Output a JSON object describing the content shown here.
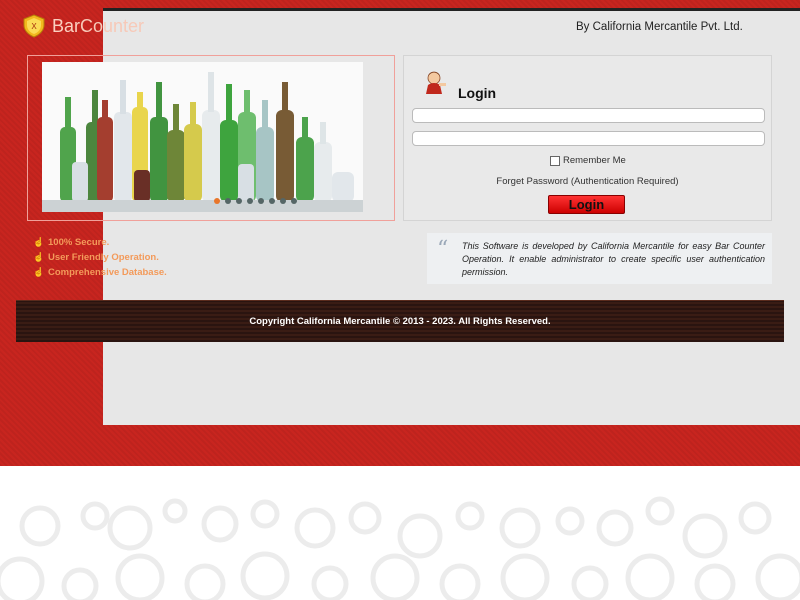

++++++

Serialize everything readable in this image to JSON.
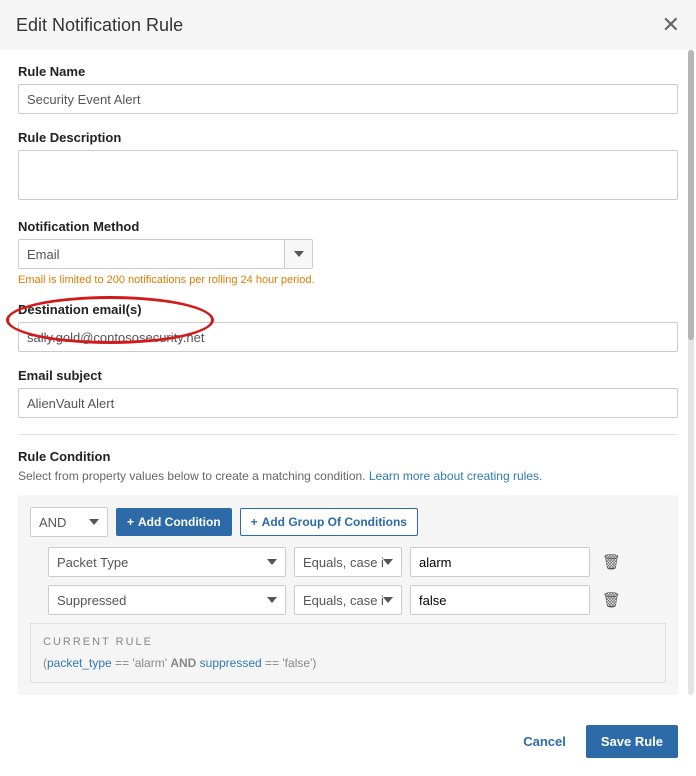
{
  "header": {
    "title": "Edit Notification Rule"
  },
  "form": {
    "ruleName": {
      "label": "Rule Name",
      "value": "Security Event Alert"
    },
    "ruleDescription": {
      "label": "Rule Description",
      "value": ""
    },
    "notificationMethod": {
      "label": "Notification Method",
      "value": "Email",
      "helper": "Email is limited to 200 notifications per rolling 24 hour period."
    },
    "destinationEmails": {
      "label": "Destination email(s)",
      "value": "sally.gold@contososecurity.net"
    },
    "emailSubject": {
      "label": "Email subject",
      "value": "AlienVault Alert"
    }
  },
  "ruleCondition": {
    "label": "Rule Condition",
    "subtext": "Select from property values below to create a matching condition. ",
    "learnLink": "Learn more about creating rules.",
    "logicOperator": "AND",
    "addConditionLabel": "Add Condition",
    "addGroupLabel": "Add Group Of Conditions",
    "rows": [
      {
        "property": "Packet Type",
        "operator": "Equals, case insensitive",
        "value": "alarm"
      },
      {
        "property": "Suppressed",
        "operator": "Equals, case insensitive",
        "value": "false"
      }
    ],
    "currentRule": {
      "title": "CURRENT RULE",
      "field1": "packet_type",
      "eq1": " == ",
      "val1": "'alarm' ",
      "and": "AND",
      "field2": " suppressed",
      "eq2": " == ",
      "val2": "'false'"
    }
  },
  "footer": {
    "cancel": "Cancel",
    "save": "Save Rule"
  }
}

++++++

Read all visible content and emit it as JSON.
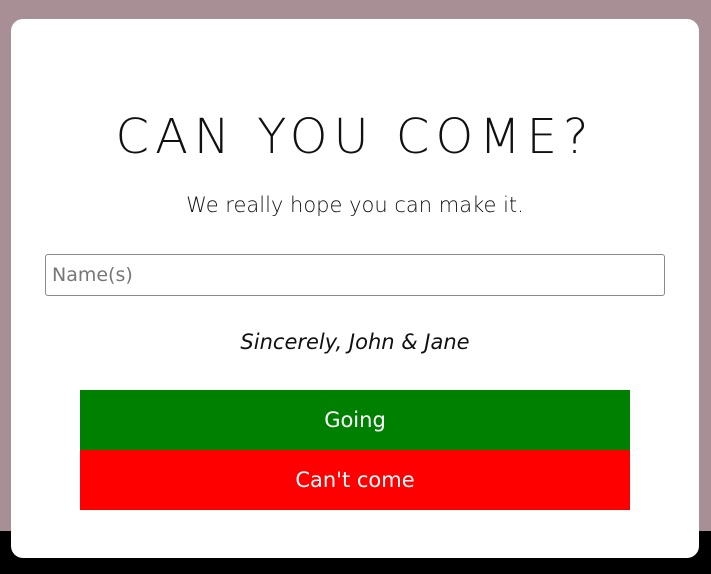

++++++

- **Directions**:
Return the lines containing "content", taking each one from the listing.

- **Task solution**:
Output a JSON object describing the content shown here.
Read all visible content and emit it as JSON.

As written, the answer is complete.